Activity:
What is needed is an exact copy of the records below, with the pictures left out.

Entries from a dataset of interfaces:
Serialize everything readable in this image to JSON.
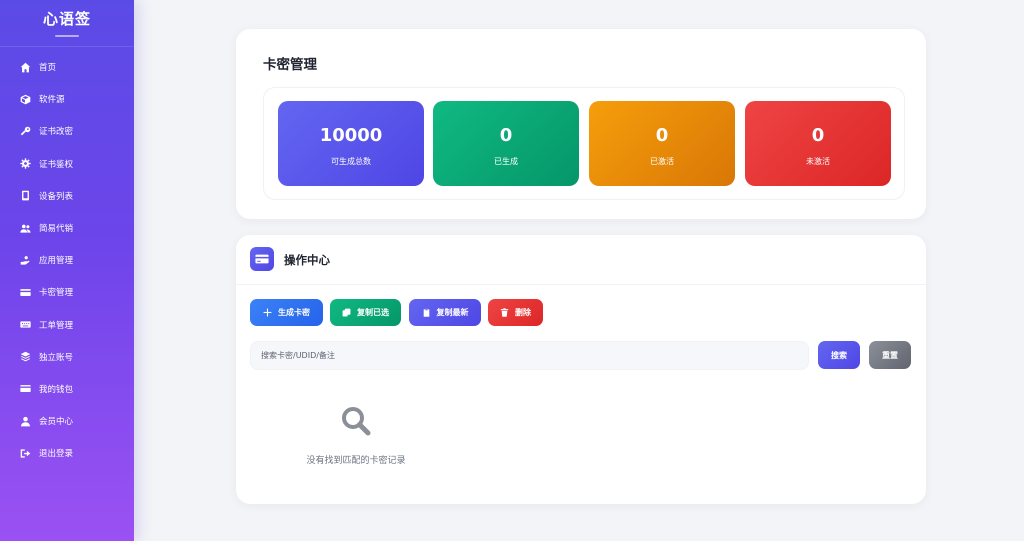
{
  "sidebar": {
    "brand": "心语签",
    "items": [
      {
        "label": "首页",
        "icon": "home-icon"
      },
      {
        "label": "软件源",
        "icon": "box-icon"
      },
      {
        "label": "证书改密",
        "icon": "key-icon"
      },
      {
        "label": "证书鉴权",
        "icon": "gear-icon"
      },
      {
        "label": "设备列表",
        "icon": "mobile-icon"
      },
      {
        "label": "简易代销",
        "icon": "users-icon"
      },
      {
        "label": "应用管理",
        "icon": "hand-icon"
      },
      {
        "label": "卡密管理",
        "icon": "card-icon"
      },
      {
        "label": "工单管理",
        "icon": "keyboard-icon"
      },
      {
        "label": "独立账号",
        "icon": "layers-icon"
      },
      {
        "label": "我的钱包",
        "icon": "wallet-icon"
      },
      {
        "label": "会员中心",
        "icon": "user-icon"
      },
      {
        "label": "退出登录",
        "icon": "logout-icon"
      }
    ]
  },
  "card_mgmt": {
    "title": "卡密管理",
    "stats": [
      {
        "value": "10000",
        "label": "可生成总数"
      },
      {
        "value": "0",
        "label": "已生成"
      },
      {
        "value": "0",
        "label": "已激活"
      },
      {
        "value": "0",
        "label": "未激活"
      }
    ]
  },
  "operations": {
    "title": "操作中心",
    "buttons": {
      "generate": "生成卡密",
      "copy_selected": "复制已选",
      "copy_latest": "复制最新",
      "delete": "删除"
    },
    "search": {
      "placeholder": "搜索卡密/UDID/备注",
      "search_label": "搜索",
      "reset_label": "重置"
    },
    "empty_text": "没有找到匹配的卡密记录"
  },
  "colors": {
    "accent": "#4f46e5",
    "success": "#059669",
    "warning": "#d97706",
    "danger": "#dc2626",
    "info": "#2563eb"
  }
}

Final answer:
Serialize everything readable in this image to JSON.
{
  "sidebar": {
    "brand": "心语签",
    "items": [
      {
        "label": "首页",
        "icon": "home-icon"
      },
      {
        "label": "软件源",
        "icon": "box-icon"
      },
      {
        "label": "证书改密",
        "icon": "key-icon"
      },
      {
        "label": "证书鉴权",
        "icon": "gear-icon"
      },
      {
        "label": "设备列表",
        "icon": "mobile-icon"
      },
      {
        "label": "简易代销",
        "icon": "users-icon"
      },
      {
        "label": "应用管理",
        "icon": "hand-icon"
      },
      {
        "label": "卡密管理",
        "icon": "card-icon"
      },
      {
        "label": "工单管理",
        "icon": "keyboard-icon"
      },
      {
        "label": "独立账号",
        "icon": "layers-icon"
      },
      {
        "label": "我的钱包",
        "icon": "wallet-icon"
      },
      {
        "label": "会员中心",
        "icon": "user-icon"
      },
      {
        "label": "退出登录",
        "icon": "logout-icon"
      }
    ]
  },
  "card_mgmt": {
    "title": "卡密管理",
    "stats": [
      {
        "value": "10000",
        "label": "可生成总数"
      },
      {
        "value": "0",
        "label": "已生成"
      },
      {
        "value": "0",
        "label": "已激活"
      },
      {
        "value": "0",
        "label": "未激活"
      }
    ]
  },
  "operations": {
    "title": "操作中心",
    "buttons": {
      "generate": "生成卡密",
      "copy_selected": "复制已选",
      "copy_latest": "复制最新",
      "delete": "删除"
    },
    "search": {
      "placeholder": "搜索卡密/UDID/备注",
      "search_label": "搜索",
      "reset_label": "重置"
    },
    "empty_text": "没有找到匹配的卡密记录"
  },
  "colors": {
    "accent": "#4f46e5",
    "success": "#059669",
    "warning": "#d97706",
    "danger": "#dc2626",
    "info": "#2563eb"
  }
}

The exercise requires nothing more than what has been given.